NOTE: Sorry, we will be away overseas so cannot ship product between 27th September - 17th October 2019

Starter Motors - A Brief History Lesson

The first automotive electric starters were inertia drive units, these “inertias” lasted in one form or another until well into the 1960's. To operate, inertia drive starters rely on the acceleration of the starter armature to throw the pinion into mesh with the ring gear. As the pinion is spinning prior to engagement a certain amount of gear clash is inevitable, and premature pinion and ring gear failure is usually the result.

Because of this design the gear pitch needed to be rather coarse to enable engagement. This coarse pitch didn't allow for favourable pinion to ring gear ratios to start the more modern, shorter stroke, higher compression engines that were being built.

The development of pre-engaged starter motors began as modern engine designs demanded a better system.

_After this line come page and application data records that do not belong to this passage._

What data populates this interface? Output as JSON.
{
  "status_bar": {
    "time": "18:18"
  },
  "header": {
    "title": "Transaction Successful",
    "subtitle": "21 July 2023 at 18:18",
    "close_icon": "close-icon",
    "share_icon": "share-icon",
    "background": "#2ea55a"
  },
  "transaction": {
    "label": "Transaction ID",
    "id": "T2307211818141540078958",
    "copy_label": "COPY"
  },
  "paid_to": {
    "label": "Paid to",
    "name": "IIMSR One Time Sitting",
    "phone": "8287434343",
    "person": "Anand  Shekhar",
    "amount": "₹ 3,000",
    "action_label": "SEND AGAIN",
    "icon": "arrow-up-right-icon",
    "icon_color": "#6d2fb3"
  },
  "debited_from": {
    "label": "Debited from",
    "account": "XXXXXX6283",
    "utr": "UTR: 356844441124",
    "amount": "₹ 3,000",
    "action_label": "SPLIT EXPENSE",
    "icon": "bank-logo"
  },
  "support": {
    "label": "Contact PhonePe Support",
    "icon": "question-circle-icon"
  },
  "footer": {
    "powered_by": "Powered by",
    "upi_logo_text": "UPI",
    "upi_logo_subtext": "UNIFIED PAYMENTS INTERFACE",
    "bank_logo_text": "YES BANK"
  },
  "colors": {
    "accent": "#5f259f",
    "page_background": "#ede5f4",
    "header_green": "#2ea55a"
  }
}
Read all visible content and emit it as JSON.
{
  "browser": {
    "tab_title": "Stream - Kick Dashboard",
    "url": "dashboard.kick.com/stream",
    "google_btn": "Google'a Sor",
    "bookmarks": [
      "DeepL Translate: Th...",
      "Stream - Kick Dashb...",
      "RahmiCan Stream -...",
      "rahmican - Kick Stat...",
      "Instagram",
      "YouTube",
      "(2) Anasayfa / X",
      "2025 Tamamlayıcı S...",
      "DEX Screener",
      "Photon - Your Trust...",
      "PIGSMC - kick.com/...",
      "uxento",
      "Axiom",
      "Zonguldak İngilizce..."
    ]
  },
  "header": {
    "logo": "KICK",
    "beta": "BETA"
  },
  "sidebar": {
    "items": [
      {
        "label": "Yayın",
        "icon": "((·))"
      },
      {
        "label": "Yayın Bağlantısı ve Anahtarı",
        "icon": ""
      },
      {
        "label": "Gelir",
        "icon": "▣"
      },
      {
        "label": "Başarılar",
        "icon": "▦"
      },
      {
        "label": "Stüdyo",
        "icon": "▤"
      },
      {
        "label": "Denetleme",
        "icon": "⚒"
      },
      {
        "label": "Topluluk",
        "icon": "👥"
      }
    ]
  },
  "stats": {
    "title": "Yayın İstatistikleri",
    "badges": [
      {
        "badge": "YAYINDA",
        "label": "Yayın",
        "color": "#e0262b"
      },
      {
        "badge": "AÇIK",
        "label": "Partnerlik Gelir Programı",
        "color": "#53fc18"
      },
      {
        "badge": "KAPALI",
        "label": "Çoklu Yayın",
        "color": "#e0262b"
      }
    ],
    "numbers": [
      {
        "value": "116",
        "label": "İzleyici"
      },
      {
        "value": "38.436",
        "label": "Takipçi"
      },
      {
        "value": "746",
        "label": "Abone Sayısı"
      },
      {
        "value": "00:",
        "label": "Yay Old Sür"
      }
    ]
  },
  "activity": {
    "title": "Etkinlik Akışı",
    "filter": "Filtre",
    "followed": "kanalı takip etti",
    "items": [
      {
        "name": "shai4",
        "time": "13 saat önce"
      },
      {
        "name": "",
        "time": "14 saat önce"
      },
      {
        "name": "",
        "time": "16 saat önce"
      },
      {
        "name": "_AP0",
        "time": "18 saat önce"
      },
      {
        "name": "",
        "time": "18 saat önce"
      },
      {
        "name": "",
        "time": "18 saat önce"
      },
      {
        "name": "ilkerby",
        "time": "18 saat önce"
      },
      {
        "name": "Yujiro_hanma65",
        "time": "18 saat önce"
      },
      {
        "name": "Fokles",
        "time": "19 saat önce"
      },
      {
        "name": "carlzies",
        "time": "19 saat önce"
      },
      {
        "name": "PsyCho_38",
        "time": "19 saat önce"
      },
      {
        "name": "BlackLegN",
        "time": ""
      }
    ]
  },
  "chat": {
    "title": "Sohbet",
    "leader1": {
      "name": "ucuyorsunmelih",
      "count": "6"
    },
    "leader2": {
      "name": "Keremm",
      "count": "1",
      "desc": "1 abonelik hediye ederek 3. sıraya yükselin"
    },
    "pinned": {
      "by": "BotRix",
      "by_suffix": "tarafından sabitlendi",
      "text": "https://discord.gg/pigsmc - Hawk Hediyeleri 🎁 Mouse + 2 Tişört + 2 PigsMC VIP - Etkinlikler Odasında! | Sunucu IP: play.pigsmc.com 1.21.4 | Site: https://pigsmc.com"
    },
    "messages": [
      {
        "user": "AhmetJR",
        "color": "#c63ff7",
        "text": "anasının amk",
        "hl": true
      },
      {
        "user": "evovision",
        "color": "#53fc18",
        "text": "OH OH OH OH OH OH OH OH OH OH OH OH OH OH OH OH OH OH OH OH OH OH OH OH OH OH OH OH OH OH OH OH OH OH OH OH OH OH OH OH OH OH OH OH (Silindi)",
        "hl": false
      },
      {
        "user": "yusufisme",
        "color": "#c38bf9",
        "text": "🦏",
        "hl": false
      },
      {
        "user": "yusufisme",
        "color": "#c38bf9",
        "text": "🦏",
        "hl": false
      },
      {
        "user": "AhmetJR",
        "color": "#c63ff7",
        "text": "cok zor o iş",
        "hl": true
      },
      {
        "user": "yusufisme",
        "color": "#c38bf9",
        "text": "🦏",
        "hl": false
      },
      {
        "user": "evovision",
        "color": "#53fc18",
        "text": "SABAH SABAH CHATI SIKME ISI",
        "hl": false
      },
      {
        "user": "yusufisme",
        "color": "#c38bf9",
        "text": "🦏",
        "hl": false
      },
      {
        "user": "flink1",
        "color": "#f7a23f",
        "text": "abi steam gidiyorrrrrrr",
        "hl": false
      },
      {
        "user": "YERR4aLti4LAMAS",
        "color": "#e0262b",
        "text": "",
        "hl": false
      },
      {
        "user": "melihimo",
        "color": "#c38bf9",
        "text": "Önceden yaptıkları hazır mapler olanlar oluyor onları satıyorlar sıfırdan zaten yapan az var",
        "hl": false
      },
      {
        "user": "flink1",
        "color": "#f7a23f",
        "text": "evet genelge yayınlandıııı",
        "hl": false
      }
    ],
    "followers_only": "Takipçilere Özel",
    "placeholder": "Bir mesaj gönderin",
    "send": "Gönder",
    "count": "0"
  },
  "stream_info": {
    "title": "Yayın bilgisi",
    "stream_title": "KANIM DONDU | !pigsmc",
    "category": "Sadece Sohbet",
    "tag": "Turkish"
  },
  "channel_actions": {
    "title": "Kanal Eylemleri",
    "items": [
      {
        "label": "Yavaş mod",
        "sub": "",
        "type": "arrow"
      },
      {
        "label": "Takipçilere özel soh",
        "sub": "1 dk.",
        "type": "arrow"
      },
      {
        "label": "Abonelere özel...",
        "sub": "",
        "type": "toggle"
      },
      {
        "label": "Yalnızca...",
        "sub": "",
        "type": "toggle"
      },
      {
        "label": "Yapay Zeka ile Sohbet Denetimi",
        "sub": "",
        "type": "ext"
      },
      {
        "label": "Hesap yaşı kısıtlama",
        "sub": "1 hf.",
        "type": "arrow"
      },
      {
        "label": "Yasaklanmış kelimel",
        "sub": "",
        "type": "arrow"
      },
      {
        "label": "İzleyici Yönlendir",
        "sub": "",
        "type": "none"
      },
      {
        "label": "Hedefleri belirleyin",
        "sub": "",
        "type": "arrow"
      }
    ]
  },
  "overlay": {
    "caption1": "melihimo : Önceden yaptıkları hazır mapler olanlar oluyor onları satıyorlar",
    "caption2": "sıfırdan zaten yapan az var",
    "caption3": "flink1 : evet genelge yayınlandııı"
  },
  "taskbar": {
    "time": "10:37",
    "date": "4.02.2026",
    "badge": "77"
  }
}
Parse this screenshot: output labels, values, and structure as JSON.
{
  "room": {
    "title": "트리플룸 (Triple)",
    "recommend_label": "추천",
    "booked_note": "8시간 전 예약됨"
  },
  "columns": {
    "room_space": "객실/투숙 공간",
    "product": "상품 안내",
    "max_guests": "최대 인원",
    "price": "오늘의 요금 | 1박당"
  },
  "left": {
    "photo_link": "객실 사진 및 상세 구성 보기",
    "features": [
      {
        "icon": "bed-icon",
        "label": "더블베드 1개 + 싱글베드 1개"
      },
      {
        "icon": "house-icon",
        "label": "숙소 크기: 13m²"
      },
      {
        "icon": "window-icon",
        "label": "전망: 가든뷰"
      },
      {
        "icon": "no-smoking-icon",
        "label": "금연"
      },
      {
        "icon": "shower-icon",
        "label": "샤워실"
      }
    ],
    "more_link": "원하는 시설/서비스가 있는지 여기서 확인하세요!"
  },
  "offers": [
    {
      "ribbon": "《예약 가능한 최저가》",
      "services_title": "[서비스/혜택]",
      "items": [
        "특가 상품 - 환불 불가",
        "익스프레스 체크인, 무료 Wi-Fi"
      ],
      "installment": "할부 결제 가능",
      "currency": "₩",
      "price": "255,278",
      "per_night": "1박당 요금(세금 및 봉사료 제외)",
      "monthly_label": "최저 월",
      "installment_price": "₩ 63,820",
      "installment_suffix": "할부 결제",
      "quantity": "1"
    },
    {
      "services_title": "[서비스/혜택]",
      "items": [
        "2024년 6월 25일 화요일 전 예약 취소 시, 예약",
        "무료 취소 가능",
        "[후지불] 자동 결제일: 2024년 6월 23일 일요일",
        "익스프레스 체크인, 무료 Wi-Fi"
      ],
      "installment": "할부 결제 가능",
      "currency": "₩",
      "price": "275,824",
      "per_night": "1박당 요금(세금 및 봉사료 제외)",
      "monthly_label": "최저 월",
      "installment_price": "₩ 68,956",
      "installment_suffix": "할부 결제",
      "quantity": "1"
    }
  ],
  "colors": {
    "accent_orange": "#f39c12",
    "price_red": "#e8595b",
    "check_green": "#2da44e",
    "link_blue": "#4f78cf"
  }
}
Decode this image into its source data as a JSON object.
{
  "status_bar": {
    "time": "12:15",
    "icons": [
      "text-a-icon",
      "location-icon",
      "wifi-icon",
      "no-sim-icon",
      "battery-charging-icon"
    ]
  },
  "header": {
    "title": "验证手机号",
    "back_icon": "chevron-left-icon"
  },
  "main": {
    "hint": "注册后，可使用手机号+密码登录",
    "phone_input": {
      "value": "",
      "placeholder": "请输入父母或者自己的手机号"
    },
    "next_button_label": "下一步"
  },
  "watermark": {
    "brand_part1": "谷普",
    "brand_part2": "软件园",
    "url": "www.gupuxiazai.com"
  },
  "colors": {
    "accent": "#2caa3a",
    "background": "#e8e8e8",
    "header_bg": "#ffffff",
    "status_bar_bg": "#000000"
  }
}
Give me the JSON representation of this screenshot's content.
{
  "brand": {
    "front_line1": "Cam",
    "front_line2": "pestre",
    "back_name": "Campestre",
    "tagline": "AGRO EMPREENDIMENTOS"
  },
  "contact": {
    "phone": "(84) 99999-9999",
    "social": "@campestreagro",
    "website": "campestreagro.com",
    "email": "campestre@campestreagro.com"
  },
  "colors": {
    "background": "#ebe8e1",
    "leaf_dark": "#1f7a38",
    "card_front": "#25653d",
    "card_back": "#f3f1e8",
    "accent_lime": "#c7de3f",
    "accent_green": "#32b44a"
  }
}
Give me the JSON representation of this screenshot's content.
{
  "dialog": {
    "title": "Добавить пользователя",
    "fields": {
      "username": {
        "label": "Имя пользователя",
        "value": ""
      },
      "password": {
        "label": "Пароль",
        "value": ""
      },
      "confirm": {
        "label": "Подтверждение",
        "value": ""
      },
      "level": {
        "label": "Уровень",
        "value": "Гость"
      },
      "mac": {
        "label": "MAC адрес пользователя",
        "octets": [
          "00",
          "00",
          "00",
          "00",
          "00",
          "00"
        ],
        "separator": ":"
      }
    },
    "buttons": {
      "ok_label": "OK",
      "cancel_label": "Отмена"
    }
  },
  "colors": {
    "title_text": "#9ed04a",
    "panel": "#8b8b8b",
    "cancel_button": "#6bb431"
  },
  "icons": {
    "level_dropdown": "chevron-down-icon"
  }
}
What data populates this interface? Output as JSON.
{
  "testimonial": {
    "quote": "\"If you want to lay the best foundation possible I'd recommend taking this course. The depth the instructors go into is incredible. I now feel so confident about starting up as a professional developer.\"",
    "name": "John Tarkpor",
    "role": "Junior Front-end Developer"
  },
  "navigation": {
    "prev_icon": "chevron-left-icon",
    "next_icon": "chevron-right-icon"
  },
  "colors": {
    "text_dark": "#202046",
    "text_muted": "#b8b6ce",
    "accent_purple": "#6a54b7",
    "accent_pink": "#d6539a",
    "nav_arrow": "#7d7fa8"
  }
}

The pre-engaged starter allows for the use of finer gear pitches and taller gear ratios for similar ring gear diameters. In a pre-engaged starter the pinion engages in the ring gear as the solenoid is energised and then as the solenoid contacts close the starter armature receives battery power and begins to rotate, starting the engine.

As engine capacity and compression ratios continued to increase so did the demand on the starter, as more horsepower was needed to start the engine the larger the starter need to be. Enter the “gear reduction starter”.

The gear reduction starter was first used in automotive mass production by Chrysler in 1962. These starters were still big and heavy but provided just enough torque to wind over the very high compression large displacement engines Chrysler was starting to build at that time. Gear reduction starters feature a reduction in gear ratio between the armature and the pinion gear of anywhere between 2.5 and 4.5:1, and the armature is designed to rotate at a higher speed when energised by the solenoid. Pinion speed remains the same as in a conventional pre-engaged starter but the cranking torque of the gear reduction starter is greatly enhanced.

In the late 1970's Japanese manufacturers started to introduce a limited range of gear reduction starters of their own design. They were smaller, lighter and incredibly reliable. The US aftermarket recognized their potential and the first “aftermarket” gear reduction starters using Japanese technology were produced.

All gear reduction starters are not created equal

Every automotive manufacturer now fits a version of the gear reduction starter to their vehicles as original equipment. There are 3 basic designs and they are all used by the aftermarket, but they are not all created equal!

The first is the OSGR (outside gear reduction) Fig A, where the armature engages with the pinion clutch hub. These starters mostly have steel gears and 4 roller bearings and a reduction of around  3-3.5:1, are rated at 1.2-2.0kw and have around 250-300 ft/lb's of torque.

Fig A - OSGR Hitachi Tilton Starter

Photo above: Fig A

The second is the PLGR (planetary gear reduction) Fig B, where the armature (sun gear) runs inside “planet” gears which in turn run around inside an annulus gear. These starters have a reduction of between 4-6:-1. Generally, the lower numeric ratios use plastic annulus gears whereas some of the higher ratio models utilise steel. Most PLGR starters use “permanent magnet” fields and are rated at
1.2-1.6kw with 160-220 ft/lb's of torque.

Photo above: Fig B

The third type is the Denso gear reduction starter used by “Roadrunner starters” Fig C. The addition of an “idler” gear between the armature and the pinion clutch hub multiplies the torque produced dramatically. These Denso starters have steel gears and 5 roller bearings, a reduction of around 4.5:1, are available between 1.0 and 2.2kw and have 450-500 ft/lb's of torque.

Fig C - Denso Gear Reduction

Photo above: Fig C

Beware of counterfeits

Nobody copies a bad idea so be wary of illegal, pirated and counterfeit versions of aftermarket components. Sometimes it's hard to tell if you're buying OEM quality so ask your supplier up front where the goods are made. If the item is heavily discounted, has dubious advertising or improbable ratings and specification or comes with a lack of technical information it's probably a “knock off”!